TASK TO CARRY OUT -> Look through the entries below and return all lines including the word "price".

● ● ● ● ●

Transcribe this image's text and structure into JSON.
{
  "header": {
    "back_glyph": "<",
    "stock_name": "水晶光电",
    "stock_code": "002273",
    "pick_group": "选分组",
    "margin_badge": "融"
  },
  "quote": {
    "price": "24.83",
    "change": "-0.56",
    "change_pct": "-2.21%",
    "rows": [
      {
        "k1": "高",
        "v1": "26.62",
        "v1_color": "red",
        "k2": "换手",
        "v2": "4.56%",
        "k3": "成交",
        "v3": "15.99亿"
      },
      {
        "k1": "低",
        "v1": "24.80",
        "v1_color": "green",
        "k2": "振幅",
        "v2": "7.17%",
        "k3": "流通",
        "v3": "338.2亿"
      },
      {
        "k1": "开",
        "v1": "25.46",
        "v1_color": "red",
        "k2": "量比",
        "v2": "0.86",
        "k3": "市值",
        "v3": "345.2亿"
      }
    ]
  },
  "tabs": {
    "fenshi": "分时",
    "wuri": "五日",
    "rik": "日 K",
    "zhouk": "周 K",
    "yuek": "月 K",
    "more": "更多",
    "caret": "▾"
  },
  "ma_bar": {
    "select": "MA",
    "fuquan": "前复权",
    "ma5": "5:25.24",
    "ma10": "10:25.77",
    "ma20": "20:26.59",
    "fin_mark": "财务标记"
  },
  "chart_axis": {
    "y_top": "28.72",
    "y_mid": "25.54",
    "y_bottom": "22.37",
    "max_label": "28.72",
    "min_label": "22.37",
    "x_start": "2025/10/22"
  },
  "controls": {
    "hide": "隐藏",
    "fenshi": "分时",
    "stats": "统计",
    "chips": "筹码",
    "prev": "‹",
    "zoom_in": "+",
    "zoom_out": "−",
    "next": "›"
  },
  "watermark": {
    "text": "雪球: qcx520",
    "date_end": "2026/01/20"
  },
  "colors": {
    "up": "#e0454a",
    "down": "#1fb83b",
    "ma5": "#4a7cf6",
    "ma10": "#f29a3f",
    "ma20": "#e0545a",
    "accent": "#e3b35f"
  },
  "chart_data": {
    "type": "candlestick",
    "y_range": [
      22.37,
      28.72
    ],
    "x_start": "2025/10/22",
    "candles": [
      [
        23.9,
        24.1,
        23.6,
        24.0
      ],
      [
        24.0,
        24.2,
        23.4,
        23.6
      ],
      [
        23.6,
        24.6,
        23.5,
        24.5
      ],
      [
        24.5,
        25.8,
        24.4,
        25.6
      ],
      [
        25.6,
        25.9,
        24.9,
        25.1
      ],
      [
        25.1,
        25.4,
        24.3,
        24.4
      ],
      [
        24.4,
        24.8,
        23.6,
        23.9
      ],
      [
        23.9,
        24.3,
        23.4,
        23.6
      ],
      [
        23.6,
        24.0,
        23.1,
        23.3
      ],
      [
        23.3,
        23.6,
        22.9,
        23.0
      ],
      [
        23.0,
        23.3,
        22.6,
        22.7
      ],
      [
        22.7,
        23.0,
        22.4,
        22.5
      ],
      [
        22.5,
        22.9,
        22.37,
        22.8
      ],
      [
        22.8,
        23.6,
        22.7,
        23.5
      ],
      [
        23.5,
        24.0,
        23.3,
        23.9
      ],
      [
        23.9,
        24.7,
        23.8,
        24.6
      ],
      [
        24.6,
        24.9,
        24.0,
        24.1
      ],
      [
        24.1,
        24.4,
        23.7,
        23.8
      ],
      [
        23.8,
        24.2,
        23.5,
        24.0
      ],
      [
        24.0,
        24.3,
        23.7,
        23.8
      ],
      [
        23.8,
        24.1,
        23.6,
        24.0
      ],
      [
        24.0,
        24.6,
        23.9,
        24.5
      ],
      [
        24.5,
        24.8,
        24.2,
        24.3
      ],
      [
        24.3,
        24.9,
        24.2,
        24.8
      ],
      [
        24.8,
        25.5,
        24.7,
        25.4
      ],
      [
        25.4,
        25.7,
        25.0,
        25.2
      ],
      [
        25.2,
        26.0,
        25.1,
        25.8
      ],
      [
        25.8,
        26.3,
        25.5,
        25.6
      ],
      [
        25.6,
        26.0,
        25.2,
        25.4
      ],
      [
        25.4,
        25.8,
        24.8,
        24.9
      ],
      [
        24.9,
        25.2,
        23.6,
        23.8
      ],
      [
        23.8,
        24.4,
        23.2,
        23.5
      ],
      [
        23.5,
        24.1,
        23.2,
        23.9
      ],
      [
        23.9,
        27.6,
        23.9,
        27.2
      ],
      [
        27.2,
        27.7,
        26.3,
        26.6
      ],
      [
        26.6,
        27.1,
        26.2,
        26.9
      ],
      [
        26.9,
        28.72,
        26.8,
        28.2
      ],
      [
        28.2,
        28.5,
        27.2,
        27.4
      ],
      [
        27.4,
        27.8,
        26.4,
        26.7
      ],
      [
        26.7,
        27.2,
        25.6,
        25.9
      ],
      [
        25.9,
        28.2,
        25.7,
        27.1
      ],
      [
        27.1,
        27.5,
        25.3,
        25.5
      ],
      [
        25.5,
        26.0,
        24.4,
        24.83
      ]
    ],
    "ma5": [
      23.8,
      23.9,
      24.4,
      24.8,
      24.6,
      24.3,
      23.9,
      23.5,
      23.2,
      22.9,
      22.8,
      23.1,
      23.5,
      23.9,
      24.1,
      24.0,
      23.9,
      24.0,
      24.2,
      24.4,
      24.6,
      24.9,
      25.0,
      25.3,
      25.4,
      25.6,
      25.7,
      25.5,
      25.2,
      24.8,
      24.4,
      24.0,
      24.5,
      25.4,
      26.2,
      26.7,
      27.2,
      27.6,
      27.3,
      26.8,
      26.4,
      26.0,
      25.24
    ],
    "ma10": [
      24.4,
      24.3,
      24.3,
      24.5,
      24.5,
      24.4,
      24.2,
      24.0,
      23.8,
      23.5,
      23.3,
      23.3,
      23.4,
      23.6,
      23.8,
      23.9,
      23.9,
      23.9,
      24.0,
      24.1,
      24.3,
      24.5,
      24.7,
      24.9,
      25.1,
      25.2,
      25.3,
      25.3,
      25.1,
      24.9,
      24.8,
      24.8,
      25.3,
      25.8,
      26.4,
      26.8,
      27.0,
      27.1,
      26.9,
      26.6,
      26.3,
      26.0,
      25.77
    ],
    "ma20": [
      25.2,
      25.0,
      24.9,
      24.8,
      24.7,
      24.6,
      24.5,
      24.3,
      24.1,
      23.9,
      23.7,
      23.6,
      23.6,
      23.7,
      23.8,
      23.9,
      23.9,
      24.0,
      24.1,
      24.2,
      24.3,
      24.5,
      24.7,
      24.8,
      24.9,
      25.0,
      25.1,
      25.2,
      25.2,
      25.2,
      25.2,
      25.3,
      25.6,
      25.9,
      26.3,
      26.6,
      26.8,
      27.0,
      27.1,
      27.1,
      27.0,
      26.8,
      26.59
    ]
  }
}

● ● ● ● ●

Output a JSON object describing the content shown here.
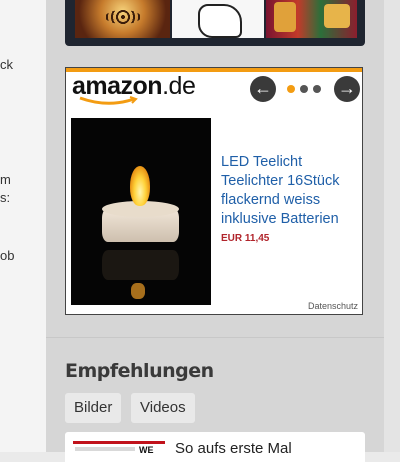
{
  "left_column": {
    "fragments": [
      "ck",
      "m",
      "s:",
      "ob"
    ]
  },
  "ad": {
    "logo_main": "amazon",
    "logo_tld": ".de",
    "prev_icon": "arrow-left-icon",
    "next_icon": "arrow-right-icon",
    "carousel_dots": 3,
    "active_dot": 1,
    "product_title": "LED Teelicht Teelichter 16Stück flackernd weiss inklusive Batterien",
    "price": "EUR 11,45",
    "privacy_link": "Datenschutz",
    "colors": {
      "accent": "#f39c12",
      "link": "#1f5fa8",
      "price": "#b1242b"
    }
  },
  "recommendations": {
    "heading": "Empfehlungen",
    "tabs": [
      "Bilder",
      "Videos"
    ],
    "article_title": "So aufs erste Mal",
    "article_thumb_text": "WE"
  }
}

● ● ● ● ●

FINISHED TASK ->
    "price": "24.83",
    "price": "EUR 11,45",
      "price": "#b1242b"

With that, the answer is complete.